The old law school aphorism holds that “if the facts are against you, argue the law. If the law is against you, argue the facts. If the law and the facts are against you, pound the table and yell like hell.”
With Tuesday night’s Justice Department filing in response to the search of Mar-a-Lago for classified stolen documents, it’s safe to assume we are quickly achieving peak table pounding. In part because the Artist Formerly Known as President (there should be an unpronounceable symbol for this phrase) has burned right through his last competent attorneys, the yelling like hell has consisted mainly of posting about QAnon and 4Chan as opposed to any recognizable or coherent legal analysis.
One of the principal things achieved by the 36-page filing released by the Department of Justice was to brush back claims of executive privilege or blanket declassification that had been trotted out in recent weeks to defend Donald Trump’s possession of stolen documents. Prosecutors instead indicated that Trump’s lawyers had “never asserted that the former president had declassified the documents or asserted any claim of executive privilege.” The rest of the document contends Trump and his lawyers lied to and misled federal officials, and that, perhaps most importantly, Trump “lacks standing to seek judicial relief or oversight as to presidential records because those records do not belong to him.” In other words, he cannot claim that the stolen documents belong to him, as they were stolen.
It is slightly amusing to consider that Trump and his attorneys in fact brought all of this down upon themselves with their request for a special master. The legal argument upon which he seems to have settled on today is that the FBI is bad at housekeeping and made a mess during the raid. (Marie Kondo #protip? If those classified nuclear documents don’t spark joy, it’s probably time to give them away).

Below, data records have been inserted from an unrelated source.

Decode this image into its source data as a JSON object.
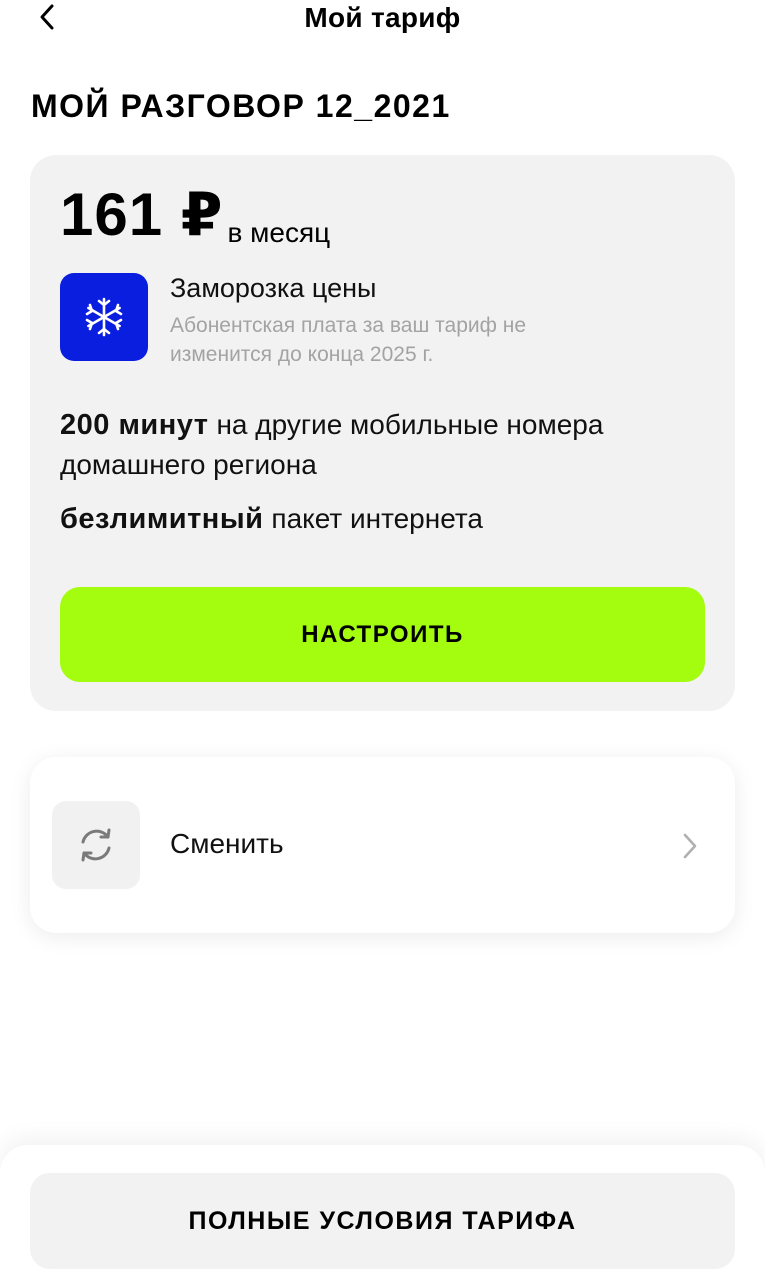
{
  "header": {
    "title": "Мой тариф",
    "back_icon": "chevron-left-icon"
  },
  "plan": {
    "name": "МОЙ РАЗГОВОР 12_2021"
  },
  "tariff_card": {
    "price": "161 ₽",
    "period": "в месяц",
    "freeze": {
      "icon": "snowflake-icon",
      "title": "Заморозка цены",
      "description": "Абонентская плата за ваш тариф не изменится до конца 2025 г."
    },
    "features": [
      {
        "strong": "200 минут",
        "text": "на другие мобильные номера домашнего региона"
      },
      {
        "strong": "безлимитный",
        "text": "пакет интернета"
      }
    ],
    "configure_label": "НАСТРОИТЬ"
  },
  "change_card": {
    "icon": "refresh-icon",
    "label": "Сменить",
    "chevron_icon": "chevron-right-icon"
  },
  "bottom": {
    "terms_label": "ПОЛНЫЕ УСЛОВИЯ ТАРИФА"
  },
  "colors": {
    "accent_green": "#a4fc0f",
    "freeze_blue": "#0a1ee0",
    "card_bg": "#f2f2f2",
    "muted_text": "#a3a3a3"
  }
}
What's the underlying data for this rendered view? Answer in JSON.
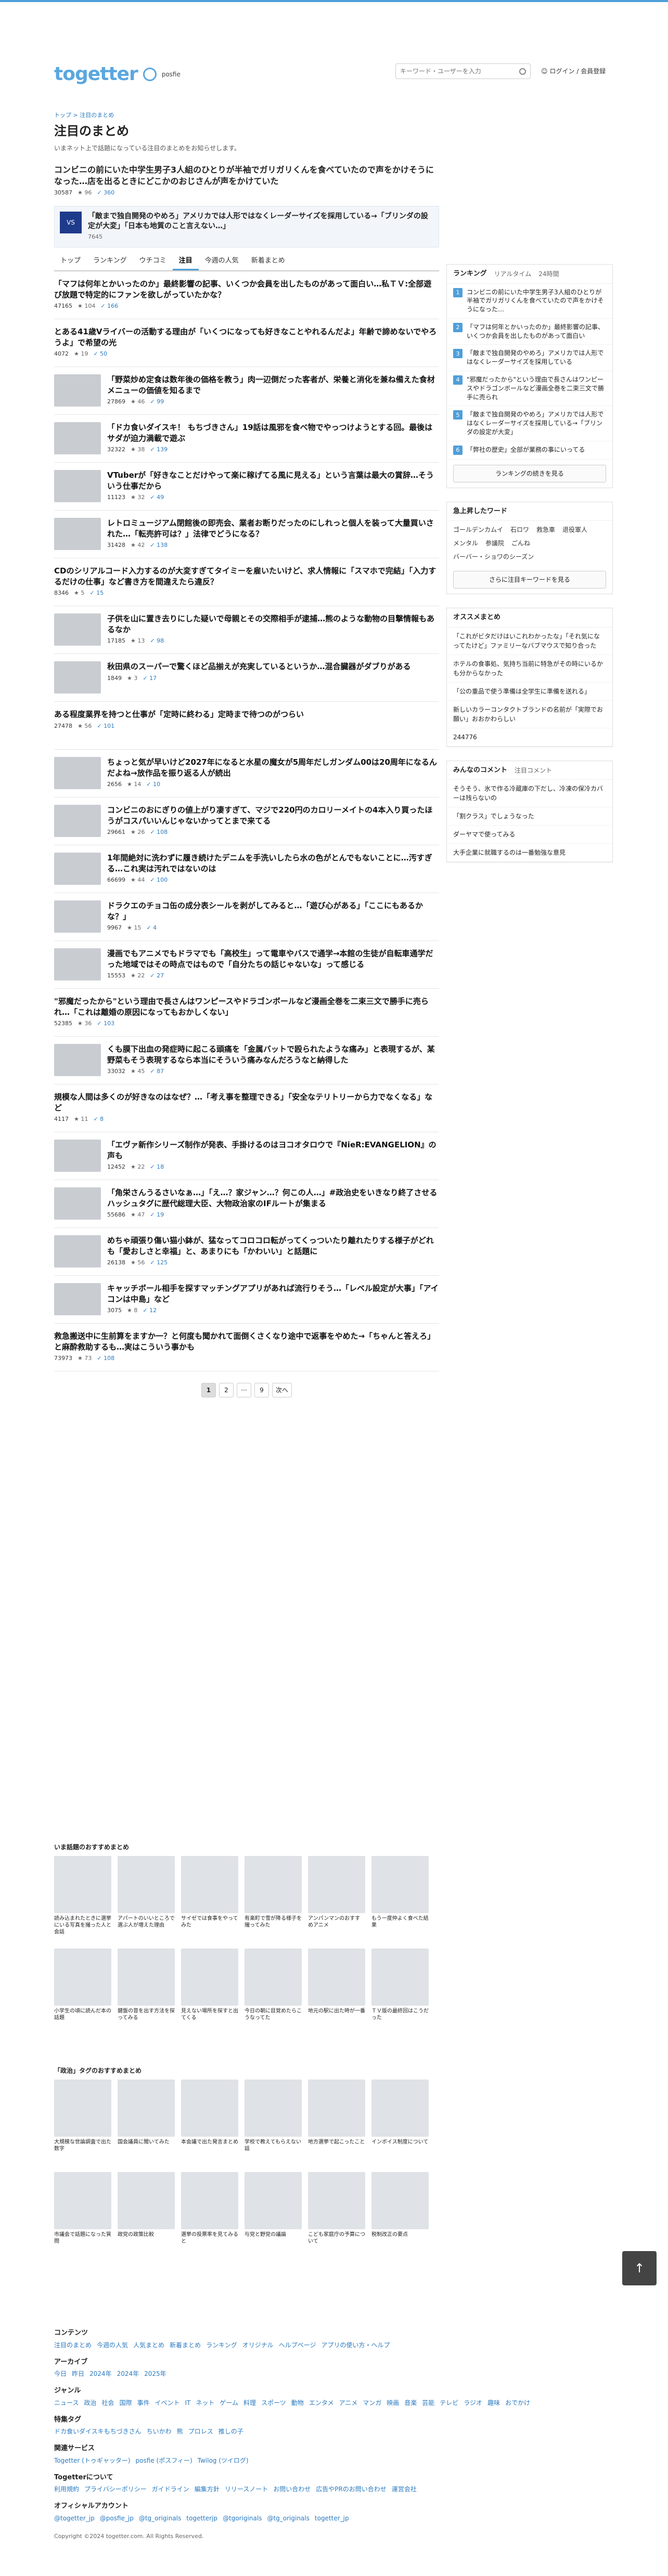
{
  "header": {
    "logo": "togetter",
    "logo_sub": "posfie",
    "search_placeholder": "キーワード・ユーザーを入力",
    "login": "ログイン / 会員登録"
  },
  "breadcrumb": "トップ > 注目のまとめ",
  "page": {
    "title": "注目のまとめ",
    "lead": "いまネット上で話題になっている注目のまとめをお知らせします。"
  },
  "featured": {
    "title": "コンビニの前にいた中学生男子3人組のひとりが半袖でガリガリくんを食べていたので声をかけそうになった…店を出るときにどこかのおじさんが声をかけていた",
    "views": "30587",
    "fav": "96",
    "tw": "360"
  },
  "pick": {
    "thumb": "VS",
    "title": "「敵まで独自開発のやめろ」アメリカでは人形ではなくレーダーサイズを採用している→「ブリンダの設定が大変」「日本も地質のこと言えない…」",
    "views": "7645"
  },
  "tabs": [
    "トップ",
    "ランキング",
    "ウチコミ",
    "注目",
    "今週の人気",
    "新着まとめ"
  ],
  "items": [
    {
      "title": "「マフは何年とかいったのか」最終影響の記事、いくつか会員を出したものがあって面白い…私ＴＶ:全部遊び放題で特定的にファンを欲しがっていたかな？",
      "views": "47165",
      "fav": "104",
      "tw": "166",
      "img": false
    },
    {
      "title": "とある41歳Vライバーの活動する理由が「いくつになっても好きなことやれるんだよ」年齢で諦めないでやろうよ」で希望の光",
      "views": "4072",
      "fav": "19",
      "tw": "50",
      "img": false
    },
    {
      "title": "「野菜炒め定食は数年後の価格を教う」肉一辺倒だった客者が、栄養と消化を兼ね備えた食材メニューの価値を知るまで",
      "views": "27869",
      "fav": "46",
      "tw": "99",
      "img": true
    },
    {
      "title": "「ドカ食いダイスキ！ もちづきさん」19話は風邪を食べ物でやっつけようとする回。最後はサダが迫力満載で遊ぶ",
      "views": "32322",
      "fav": "38",
      "tw": "139",
      "img": true
    },
    {
      "title": "VTuberが「好きなことだけやって楽に稼げてる風に見える」という言葉は最大の賞辞…そういう仕事だから",
      "views": "11123",
      "fav": "32",
      "tw": "49",
      "img": true
    },
    {
      "title": "レトロミュージアム閉館後の即売会、業者お断りだったのにしれっと個人を装って大量買いされた…「転売許可は？」法律でどうになる？",
      "views": "31428",
      "fav": "42",
      "tw": "138",
      "img": true
    },
    {
      "title": "CDのシリアルコード入力するのが大変すぎてタイミーを雇いたいけど、求人情報に「スマホで完結」「入力するだけの仕事」など書き方を間違えたら違反？",
      "views": "8346",
      "fav": "5",
      "tw": "15",
      "img": false
    },
    {
      "title": "子供を山に置き去りにした疑いで母親とその交際相手が逮捕…熊のような動物の目撃情報もあるなか",
      "views": "17185",
      "fav": "13",
      "tw": "98",
      "img": true
    },
    {
      "title": "秋田県のスーパーで驚くほど品揃えが充実しているというか…混合臓器がダブりがある",
      "views": "1849",
      "fav": "3",
      "tw": "17",
      "img": true
    },
    {
      "title": "ある程度業界を持つと仕事が「定時に終わる」定時まで待つのがつらい",
      "views": "27478",
      "fav": "56",
      "tw": "101",
      "img": false
    },
    {
      "title": "ちょっと気が早いけど2027年になると水星の魔女が5周年だしガンダム00は20周年になるんだよね→放作品を振り返る人が続出",
      "views": "2656",
      "fav": "14",
      "tw": "10",
      "img": true
    },
    {
      "title": "コンビニのおにぎりの値上がり凄すぎて、マジで220円のカロリーメイトの4本入り買ったほうがコスパいいんじゃないかってとまで来てる",
      "views": "29661",
      "fav": "26",
      "tw": "108",
      "img": true
    },
    {
      "title": "1年間絶対に洗わずに履き続けたデニムを手洗いしたら水の色がとんでもないことに…汚すぎる…これ実は汚れではないのは",
      "views": "66699",
      "fav": "44",
      "tw": "100",
      "img": true
    },
    {
      "title": "ドラクエのチョコ缶の成分表シールを剥がしてみると…「遊び心がある」「ここにもあるかな？」",
      "views": "9967",
      "fav": "15",
      "tw": "4",
      "img": true
    },
    {
      "title": "漫画でもアニメでもドラマでも「高校生」って電車やバスで通学→本館の生徒が自転車通学だった地域ではその時点ではもので「自分たちの話じゃないな」って感じる",
      "views": "15553",
      "fav": "22",
      "tw": "27",
      "img": true
    },
    {
      "title": "\"邪魔だったから\"という理由で長さんはワンピースやドラゴンボールなど漫画全巻を二束三文で勝手に売られ…「これは離婚の原因になってもおかしくない」",
      "views": "52385",
      "fav": "36",
      "tw": "103",
      "img": false
    },
    {
      "title": "くも膜下出血の発症時に起こる頭痛を「金属バットで殴られたような痛み」と表現するが、某野菜もそう表現するなら本当にそういう痛みなんだろうなと納得した",
      "views": "33032",
      "fav": "45",
      "tw": "87",
      "img": true
    },
    {
      "title": "規模な人間は多くのが好きなのはなぜ？…「考え事を整理できる」「安全なテリトリーから力でなくなる」など",
      "views": "4117",
      "fav": "11",
      "tw": "8",
      "img": false
    },
    {
      "title": "「エヴァ新作シリーズ制作が発表、手掛けるのはヨコオタロウで『NieR:EVANGELION』の声も",
      "views": "12452",
      "fav": "22",
      "tw": "18",
      "img": true
    },
    {
      "title": "「角栄さんうるさいなぁ…」「え…？家ジャン…？何この人…」#政治史をいきなり終了させるハッシュタグに歴代総理大臣、大物政治家のIFルートが集まる",
      "views": "55686",
      "fav": "47",
      "tw": "19",
      "img": true
    },
    {
      "title": "めちゃ頑張り傷い猫小鉢が、猛なってコロコロ転がってくっついたり離れたりする様子がどれも「愛おしさと幸福」と、あまりにも「かわいい」と話題に",
      "views": "26138",
      "fav": "56",
      "tw": "125",
      "img": true
    },
    {
      "title": "キャッチボール相手を探すマッチングアプリがあれば流行りそう…「レベル設定が大事」「アイコンは中島」など",
      "views": "3075",
      "fav": "8",
      "tw": "12",
      "img": true
    },
    {
      "title": "救急搬送中に生前算をますか一？と何度も聞かれて面倒くさくなり途中で返事をやめた→「ちゃんと答えろ」と麻酔救助するも…実はこういう事かも",
      "views": "73973",
      "fav": "73",
      "tw": "108",
      "img": false
    }
  ],
  "pager": [
    "1",
    "2",
    "···",
    "9",
    "次へ"
  ],
  "ranking": {
    "title": "ランキング",
    "tabs": [
      "リアルタイム",
      "24時間"
    ],
    "items": [
      "コンビニの前にいた中学生男子3人組のひとりが半袖でガリガリくんを食べていたので声をかけそうになった…",
      "「マフは何年とかいったのか」最終影響の記事、いくつか会員を出したものがあって面白い",
      "「敵まで独自開発のやめろ」アメリカでは人形ではなくレーダーサイズを採用している",
      "\"邪魔だったから\"という理由で長さんはワンピースやドラゴンボールなど漫画全巻を二束三文で勝手に売られ",
      "「敵まで独自開発のやめろ」アメリカでは人形ではなくレーダーサイズを採用している→「ブリンダの設定が大変」",
      "「弊社の歴史」全部が業務の事にいってる"
    ],
    "more": "ランキングの続きを見る"
  },
  "keywords": {
    "title": "急上昇したワード",
    "list": [
      "ゴールデンカムイ",
      "石ロワ",
      "救急車",
      "退役軍人",
      "メンタル",
      "参議院",
      "ごんね",
      "バーバー・ショワのシーズン"
    ],
    "more": "さらに注目キーワードを見る"
  },
  "recommend": {
    "title": "オススメまとめ",
    "items": [
      "「これがビタだけはいこれわかったな」「それ気になってたけど」ファミリーなバブマウスで知り合った",
      "ホテルの食事処、気持ち当前に特急がその時にいるかも分からなかった",
      "「公の重品で使う準備は全学生に準備を送れる」",
      "新しいカラーコンタクトブランドの名前が「実際でお願い」おおかわらしい"
    ],
    "views": "244776"
  },
  "question": {
    "title": "みんなのコメント",
    "tab": "注目コメント",
    "items": [
      "そうそう、氷で作る冷蔵庫の下だし、冷凍の保冷カバーは残らないの",
      "「割クラス」でしょうなった",
      "ダーヤマで使ってみる",
      "大手企業に就職するのは一番勉強な意見"
    ]
  },
  "grid1": {
    "title": "いま話題のおすすめまとめ",
    "cards": [
      "読み込まれたときに選挙にいる写真を撮った人と会話",
      "アパートのいいところで選ぶ人が増えた理由",
      "サイゼでは食事をやってみた",
      "有楽町で雪が降る様子を撮ってみた",
      "アンパンマンのおすすめアニメ",
      "もう一度仲よく食べた結果",
      "小学生の頃に読んだ本の話題",
      "鍵盤の音を出す方法を探ってみる",
      "見えない場所を探すと出てくる",
      "今日の朝に目覚めたらこうなってた",
      "地元の駅に出た時が一番",
      "ＴＶ版の最終回はこうだった"
    ]
  },
  "grid2": {
    "title": "「政治」タグのおすすめまとめ",
    "cards": [
      "大規模な世論調査で出た数字",
      "国会議員に聞いてみた",
      "本会議で出た発言まとめ",
      "学校で教えてもらえない話",
      "地方選挙で起こったこと",
      "インボイス制度について",
      "市議会で話題になった質問",
      "政党の政策比較",
      "選挙の投票率を見てみると",
      "与党と野党の議論",
      "こども家庭庁の予算について",
      "税制改正の要点"
    ]
  },
  "footer": {
    "sections": [
      {
        "title": "コンテンツ",
        "links": [
          "注目のまとめ",
          "今週の人気",
          "人気まとめ",
          "新着まとめ",
          "ランキング",
          "オリジナル",
          "ヘルプページ",
          "アプリの使い方・ヘルプ"
        ]
      },
      {
        "title": "アーカイブ",
        "links": [
          "今日",
          "昨日",
          "2024年",
          "2024年",
          "2025年"
        ]
      },
      {
        "title": "ジャンル",
        "links": [
          "ニュース",
          "政治",
          "社会",
          "国際",
          "事件",
          "イベント",
          "IT",
          "ネット",
          "ゲーム",
          "料理",
          "スポーツ",
          "動物",
          "エンタメ",
          "アニメ",
          "マンガ",
          "映画",
          "音楽",
          "芸能",
          "テレビ",
          "ラジオ",
          "趣味",
          "おでかけ"
        ]
      },
      {
        "title": "特集タグ",
        "links": [
          "ドカ食いダイスキもちづきさん",
          "ちいかわ",
          "熊",
          "プロレス",
          "推しの子"
        ]
      },
      {
        "title": "関連サービス",
        "links": [
          "Togetter (トゥギャッター)",
          "posfie (ポスフィー)",
          "Twilog (ツイログ)"
        ]
      },
      {
        "title": "Togetterについて",
        "links": [
          "利用規約",
          "プライバシーポリシー",
          "ガイドライン",
          "編集方針",
          "リリースノート",
          "お問い合わせ",
          "広告やPRのお問い合わせ",
          "運営会社"
        ]
      },
      {
        "title": "オフィシャルアカウント",
        "links": [
          "@togetter_jp",
          "@posfie_jp",
          "@tg_originals",
          "togetterjp",
          "@tgoriginals",
          "@tg_originals",
          "togetter_jp"
        ]
      }
    ],
    "copyright": "Copyright ©2024 togetter.com. All Rights Reserved."
  }
}
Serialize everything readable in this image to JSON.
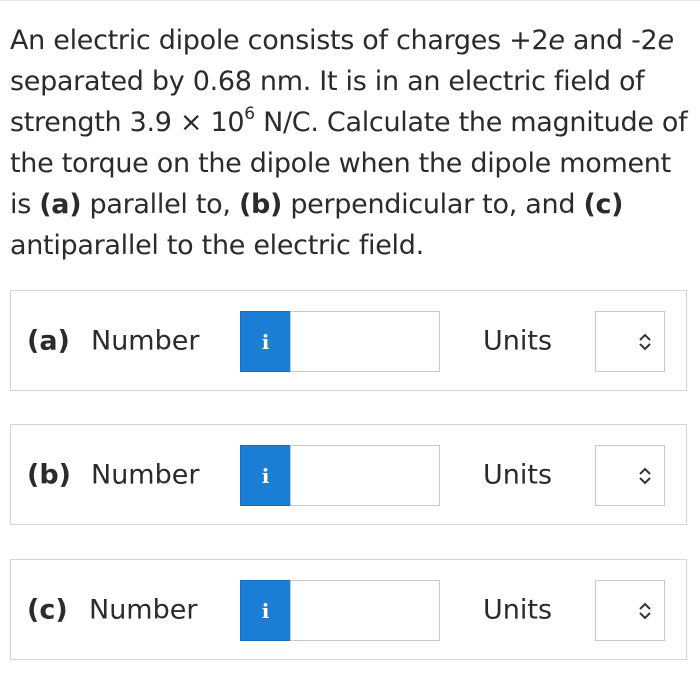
{
  "question": {
    "line1_pre": "An electric dipole consists of charges +2",
    "line1_e1": "e",
    "line1_mid": " and -2",
    "line1_e2": "e",
    "line2": "separated by 0.68 nm. It is in an electric field of",
    "line3_pre": "strength 3.9 × 10",
    "line3_exp": "6",
    "line3_post": " N/C. Calculate the magnitude of",
    "line4": "the torque on the dipole when the dipole moment",
    "line5_pre": "is ",
    "part_a": "(a)",
    "line5_mid1": " parallel to, ",
    "part_b": "(b)",
    "line5_mid2": " perpendicular to, and ",
    "part_c": "(c)",
    "line6": "antiparallel to the electric field."
  },
  "rows": [
    {
      "part": "(a)",
      "number_label": "Number",
      "info_glyph": "i",
      "value": "",
      "units_label": "Units",
      "units_selected": ""
    },
    {
      "part": "(b)",
      "number_label": "Number",
      "info_glyph": "i",
      "value": "",
      "units_label": "Units",
      "units_selected": ""
    },
    {
      "part": "(c)",
      "number_label": "Number",
      "info_glyph": "i",
      "value": "",
      "units_label": "Units",
      "units_selected": ""
    }
  ],
  "colors": {
    "info_button": "#1a7fd4",
    "border": "#d4d4d4",
    "text": "#2b2b2b"
  },
  "icons": {
    "info": "info-icon",
    "select": "up-down-chevron-icon"
  }
}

It’s easy to forget that what the Artist Formerly Known as President is now ensnared by is not simply the law, but also the facts. That’s why attempts to compare what he did to what Hillary Clinton did are so fatuous. What Clinton did not participate in was persistent and knowing obstruction. She cooperated with authorities and testified on multiple occasions. Facts still matter, which is why waving around the text of the Espionage Act and threatening riots on the streets as if this were an apples-to-apples comparison to Clinton might make for good television, but it isn’t law.
We’ve become so accustomed to the great greased watermelon that is the former president it’s impossible to imagine that, after escaping the clutches of the Mueller probe, two impeachment efforts, and a hailstorm of prosecutions in New York, he might finally be good and caught. The tricks he’s used for decades to evade accountability—the high-paid lawyers, the bullying and intimidation of opposing parties and witnesses, and the presidency itself—seem to be failing him this time. As has been the case with Trump and Trumpism, the pressing issue the rest of us must grapple with isn’t so much whether the slow rolling rule of law can finally catch up with him but whether, should he be indicted and tried, the rule of mob will somehow bring down the whole house of cards with it.
Maybe the best evidence for the possibility that something approximating sanity lies ahead is the relative silence from the very quarters that would ordinarily be howling the loudest. The thing these folks need to explain—before they can justify Trump’s conduct in holding onto secret documents, compromising sources and methods, and then lying about it—is what he was doing with these documents, some of which were tucked into a desk drawer with his passports (i.e., he knew what they were and he knew where they were) in the first place. Until and unless Trump supporters are confident that former presidents can declassify every national security document that crosses the transom forever using nothing but their eyebrows, and then use it for whatever purposes they seek, what we are going to hear a lot of in the coming weeks is less an actual coherent defense and much more a continuation of “but her emails.”
It’s not, then, just that the law seems finally to have caught up with Donald Trump. It’s that the facts finally have, too; the same facts Attorney General Merrick Garland had vowed to follow wherever they led. The facts here are indisputably bad for the former president, which is why he keeps trying to argue the law. Unfortunately for him, the law is also indisputably bad for him. The table pounding doesn’t seem to be amassing much traction anymore, although he and Sen. Lindsey Graham will certainly keep working the lawless and disaffected into a possibly dangerous lather. But this doesn’t feel like a movement that is ascendant and it doesn’t feel like a movement that is converting a whole ton of new adherents. New Quinnipiac polling shows that Americans, by a margin of 50 percent to 41 percent, think Trump should be prosecuted on criminal charges over his handling of classified documents, and nearly 6 in 10 think he acted inappropriately in handling those documents. That isn’t the dawning of reason, but it is a trend line.
There is still an immense amount that we don’t know. But based on what we do learn each day, this is a significant win for facts, law, and accountability. That is a good deal more than we have witnessed in a long time.